▸ Prompt:
Below are the records. Gather each line that holds "java".

◇ ◇ ◇

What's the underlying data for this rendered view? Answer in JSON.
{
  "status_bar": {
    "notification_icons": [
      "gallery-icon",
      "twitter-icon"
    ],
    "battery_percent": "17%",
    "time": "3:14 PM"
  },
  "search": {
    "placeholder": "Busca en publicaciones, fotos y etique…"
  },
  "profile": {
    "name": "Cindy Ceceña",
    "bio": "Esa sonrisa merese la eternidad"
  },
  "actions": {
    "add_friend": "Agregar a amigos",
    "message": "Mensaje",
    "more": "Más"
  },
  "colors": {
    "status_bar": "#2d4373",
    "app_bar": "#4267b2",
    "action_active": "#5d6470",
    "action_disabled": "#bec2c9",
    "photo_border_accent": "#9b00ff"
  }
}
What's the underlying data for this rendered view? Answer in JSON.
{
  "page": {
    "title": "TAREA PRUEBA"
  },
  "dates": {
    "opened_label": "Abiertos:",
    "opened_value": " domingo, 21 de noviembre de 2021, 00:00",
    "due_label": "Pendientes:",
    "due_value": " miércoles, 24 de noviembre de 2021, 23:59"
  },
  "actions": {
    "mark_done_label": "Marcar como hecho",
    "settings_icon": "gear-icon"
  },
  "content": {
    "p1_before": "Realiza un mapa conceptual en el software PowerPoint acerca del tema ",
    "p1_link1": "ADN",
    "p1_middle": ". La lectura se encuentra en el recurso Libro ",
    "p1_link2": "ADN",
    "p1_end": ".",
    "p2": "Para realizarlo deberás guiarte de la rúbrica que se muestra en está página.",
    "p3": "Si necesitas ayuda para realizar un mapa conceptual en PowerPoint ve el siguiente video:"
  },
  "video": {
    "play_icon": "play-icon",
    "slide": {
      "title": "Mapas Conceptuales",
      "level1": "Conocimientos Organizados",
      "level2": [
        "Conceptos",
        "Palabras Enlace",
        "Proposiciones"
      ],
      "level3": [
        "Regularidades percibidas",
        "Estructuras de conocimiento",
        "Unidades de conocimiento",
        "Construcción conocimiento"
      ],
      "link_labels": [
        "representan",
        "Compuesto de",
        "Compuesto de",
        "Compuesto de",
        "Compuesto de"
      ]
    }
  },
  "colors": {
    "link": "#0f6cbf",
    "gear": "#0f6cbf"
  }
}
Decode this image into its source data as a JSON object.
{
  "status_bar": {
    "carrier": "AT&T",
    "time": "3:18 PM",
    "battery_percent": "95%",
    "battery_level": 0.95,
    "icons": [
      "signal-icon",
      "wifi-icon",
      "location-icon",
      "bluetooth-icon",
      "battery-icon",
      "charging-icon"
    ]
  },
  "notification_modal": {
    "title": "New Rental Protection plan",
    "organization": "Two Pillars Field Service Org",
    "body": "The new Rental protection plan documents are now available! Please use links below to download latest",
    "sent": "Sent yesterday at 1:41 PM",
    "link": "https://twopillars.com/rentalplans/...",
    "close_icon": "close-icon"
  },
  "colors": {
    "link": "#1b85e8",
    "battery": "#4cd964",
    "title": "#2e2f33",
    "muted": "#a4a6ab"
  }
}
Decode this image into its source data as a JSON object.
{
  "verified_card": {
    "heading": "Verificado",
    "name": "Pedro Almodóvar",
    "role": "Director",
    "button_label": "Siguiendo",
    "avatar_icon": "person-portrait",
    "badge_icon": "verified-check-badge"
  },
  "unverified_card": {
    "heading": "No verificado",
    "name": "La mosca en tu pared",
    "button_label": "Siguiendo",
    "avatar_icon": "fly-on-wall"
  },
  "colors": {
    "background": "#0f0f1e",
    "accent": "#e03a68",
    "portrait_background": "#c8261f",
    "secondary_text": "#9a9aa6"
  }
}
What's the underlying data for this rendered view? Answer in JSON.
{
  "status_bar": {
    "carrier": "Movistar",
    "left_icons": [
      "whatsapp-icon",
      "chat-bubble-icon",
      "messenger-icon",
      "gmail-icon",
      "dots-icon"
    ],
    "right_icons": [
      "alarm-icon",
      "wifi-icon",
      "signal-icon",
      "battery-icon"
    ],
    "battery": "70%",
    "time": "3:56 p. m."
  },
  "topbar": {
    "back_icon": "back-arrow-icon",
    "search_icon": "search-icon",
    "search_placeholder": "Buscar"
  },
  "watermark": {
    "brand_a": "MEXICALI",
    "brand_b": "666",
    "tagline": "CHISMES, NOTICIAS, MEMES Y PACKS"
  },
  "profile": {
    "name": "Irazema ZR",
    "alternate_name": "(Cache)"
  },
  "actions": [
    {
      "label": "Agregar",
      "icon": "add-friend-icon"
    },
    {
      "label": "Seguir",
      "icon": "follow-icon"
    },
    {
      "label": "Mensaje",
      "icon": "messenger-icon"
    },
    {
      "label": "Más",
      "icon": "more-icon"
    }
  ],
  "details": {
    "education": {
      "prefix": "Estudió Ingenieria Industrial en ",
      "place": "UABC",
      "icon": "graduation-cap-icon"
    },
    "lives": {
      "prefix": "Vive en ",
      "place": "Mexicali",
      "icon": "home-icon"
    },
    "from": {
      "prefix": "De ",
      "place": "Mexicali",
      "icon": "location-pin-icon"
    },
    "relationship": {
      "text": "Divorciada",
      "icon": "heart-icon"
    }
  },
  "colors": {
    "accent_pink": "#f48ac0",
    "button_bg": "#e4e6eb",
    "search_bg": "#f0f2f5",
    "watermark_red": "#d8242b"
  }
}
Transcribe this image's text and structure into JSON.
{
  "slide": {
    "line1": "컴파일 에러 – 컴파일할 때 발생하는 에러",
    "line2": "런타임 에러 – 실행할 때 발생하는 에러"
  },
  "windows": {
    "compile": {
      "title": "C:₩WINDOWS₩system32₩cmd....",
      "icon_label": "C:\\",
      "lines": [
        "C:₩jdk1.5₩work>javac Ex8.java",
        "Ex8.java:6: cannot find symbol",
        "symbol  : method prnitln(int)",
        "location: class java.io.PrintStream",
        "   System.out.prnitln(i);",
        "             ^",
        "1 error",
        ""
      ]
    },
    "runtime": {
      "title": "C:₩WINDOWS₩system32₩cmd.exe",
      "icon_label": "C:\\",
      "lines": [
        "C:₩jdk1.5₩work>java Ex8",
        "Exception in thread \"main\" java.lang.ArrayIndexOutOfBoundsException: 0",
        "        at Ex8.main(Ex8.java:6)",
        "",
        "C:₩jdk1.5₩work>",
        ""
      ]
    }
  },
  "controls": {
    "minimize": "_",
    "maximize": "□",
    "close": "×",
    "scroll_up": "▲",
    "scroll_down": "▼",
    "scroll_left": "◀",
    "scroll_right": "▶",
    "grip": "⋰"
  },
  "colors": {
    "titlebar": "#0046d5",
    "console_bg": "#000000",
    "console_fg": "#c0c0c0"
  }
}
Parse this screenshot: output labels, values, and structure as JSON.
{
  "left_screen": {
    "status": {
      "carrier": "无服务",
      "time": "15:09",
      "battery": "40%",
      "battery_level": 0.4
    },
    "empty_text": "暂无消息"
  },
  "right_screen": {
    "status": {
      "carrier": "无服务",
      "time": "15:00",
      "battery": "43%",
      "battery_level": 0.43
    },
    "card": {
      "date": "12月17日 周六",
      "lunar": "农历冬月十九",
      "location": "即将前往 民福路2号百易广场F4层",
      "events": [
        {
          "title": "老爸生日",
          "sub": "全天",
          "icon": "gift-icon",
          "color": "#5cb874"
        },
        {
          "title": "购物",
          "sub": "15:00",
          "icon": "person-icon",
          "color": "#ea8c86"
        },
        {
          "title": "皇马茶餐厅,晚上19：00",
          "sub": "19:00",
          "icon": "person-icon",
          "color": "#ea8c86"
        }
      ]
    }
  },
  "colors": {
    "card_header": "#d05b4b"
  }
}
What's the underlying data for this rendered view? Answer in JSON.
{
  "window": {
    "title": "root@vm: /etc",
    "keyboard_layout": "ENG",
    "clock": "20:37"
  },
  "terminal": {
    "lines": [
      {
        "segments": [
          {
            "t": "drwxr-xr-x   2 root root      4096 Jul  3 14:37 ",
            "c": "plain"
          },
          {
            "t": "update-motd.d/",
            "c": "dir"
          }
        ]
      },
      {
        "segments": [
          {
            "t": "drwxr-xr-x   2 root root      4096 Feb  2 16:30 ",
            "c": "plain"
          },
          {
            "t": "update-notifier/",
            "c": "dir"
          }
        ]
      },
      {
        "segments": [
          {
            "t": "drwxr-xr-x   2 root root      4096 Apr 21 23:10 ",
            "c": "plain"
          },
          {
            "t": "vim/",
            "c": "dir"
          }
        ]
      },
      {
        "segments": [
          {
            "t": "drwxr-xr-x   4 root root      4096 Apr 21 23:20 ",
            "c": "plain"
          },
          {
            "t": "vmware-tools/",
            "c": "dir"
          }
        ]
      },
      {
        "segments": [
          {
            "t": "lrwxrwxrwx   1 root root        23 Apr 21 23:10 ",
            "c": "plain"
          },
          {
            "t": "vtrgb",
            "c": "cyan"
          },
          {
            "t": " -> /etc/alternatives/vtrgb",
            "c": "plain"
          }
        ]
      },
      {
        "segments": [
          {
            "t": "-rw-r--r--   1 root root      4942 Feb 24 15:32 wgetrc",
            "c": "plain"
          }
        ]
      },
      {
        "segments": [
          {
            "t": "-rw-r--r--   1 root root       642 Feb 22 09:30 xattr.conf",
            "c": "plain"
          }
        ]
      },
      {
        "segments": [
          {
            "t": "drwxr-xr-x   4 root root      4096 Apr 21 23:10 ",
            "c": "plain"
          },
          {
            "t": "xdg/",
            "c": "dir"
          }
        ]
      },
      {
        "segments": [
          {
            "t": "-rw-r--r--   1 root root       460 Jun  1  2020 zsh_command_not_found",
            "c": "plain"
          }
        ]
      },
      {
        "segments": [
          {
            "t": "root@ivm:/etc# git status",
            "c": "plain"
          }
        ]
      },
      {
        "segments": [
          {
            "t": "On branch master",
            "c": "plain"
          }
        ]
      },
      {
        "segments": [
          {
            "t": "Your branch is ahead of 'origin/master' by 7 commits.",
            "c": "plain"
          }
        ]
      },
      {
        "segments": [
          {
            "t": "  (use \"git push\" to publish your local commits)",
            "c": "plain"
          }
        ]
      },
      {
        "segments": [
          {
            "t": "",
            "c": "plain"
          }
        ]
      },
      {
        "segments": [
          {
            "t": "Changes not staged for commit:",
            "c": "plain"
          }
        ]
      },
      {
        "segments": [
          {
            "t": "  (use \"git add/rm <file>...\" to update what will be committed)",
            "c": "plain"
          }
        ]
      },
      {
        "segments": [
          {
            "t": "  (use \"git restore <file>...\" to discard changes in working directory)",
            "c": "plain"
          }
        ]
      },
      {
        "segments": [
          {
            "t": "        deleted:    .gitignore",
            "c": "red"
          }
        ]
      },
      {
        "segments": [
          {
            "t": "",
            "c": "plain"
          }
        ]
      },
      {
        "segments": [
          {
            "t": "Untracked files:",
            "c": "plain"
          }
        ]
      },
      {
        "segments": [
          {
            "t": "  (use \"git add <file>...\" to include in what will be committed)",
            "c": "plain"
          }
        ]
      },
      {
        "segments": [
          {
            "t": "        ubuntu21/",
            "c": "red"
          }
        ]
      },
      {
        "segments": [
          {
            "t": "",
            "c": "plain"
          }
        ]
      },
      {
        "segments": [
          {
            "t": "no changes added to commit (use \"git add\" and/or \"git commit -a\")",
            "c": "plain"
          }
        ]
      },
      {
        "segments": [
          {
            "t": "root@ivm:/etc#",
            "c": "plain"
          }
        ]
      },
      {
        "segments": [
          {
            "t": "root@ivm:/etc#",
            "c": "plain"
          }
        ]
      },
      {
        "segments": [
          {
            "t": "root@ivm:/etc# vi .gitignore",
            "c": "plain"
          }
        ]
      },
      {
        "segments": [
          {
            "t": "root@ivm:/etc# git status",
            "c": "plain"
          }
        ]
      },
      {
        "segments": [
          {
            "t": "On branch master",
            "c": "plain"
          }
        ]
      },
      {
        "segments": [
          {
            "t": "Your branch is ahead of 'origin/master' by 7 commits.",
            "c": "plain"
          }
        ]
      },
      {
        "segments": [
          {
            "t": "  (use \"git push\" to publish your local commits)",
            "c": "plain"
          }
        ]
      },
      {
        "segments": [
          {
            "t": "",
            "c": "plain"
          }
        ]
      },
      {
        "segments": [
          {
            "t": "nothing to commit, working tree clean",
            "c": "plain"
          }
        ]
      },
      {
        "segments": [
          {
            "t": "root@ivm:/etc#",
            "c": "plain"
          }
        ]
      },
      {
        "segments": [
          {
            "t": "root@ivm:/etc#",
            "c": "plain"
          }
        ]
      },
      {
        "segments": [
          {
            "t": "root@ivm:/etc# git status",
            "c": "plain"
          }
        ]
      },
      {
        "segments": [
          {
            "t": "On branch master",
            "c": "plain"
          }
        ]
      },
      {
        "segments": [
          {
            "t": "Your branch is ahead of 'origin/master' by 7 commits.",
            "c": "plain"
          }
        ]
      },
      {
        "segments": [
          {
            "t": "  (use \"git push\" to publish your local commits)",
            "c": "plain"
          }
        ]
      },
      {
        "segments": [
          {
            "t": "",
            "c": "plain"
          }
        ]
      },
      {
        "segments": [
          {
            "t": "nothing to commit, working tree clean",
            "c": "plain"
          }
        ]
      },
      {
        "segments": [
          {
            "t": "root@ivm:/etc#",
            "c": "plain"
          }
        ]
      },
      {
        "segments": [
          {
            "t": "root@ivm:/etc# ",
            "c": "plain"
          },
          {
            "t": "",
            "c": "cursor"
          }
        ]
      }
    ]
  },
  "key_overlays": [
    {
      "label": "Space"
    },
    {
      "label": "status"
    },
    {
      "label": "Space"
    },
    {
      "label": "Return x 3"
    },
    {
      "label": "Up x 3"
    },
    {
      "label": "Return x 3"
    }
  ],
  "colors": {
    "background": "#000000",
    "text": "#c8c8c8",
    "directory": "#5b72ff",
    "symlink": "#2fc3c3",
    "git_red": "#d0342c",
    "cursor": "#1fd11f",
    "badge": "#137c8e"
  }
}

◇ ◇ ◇

▸ Exercise output:
        "C:₩jdk1.5₩work>javac Ex8.java",
        "Ex8.java:6: cannot find symbol",
        "location: class java.io.PrintStream",
        "C:₩jdk1.5₩work>java Ex8",
        "Exception in thread \"main\" java.lang.ArrayIndexOutOfBoundsException: 0",
        "        at Ex8.main(Ex8.java:6)",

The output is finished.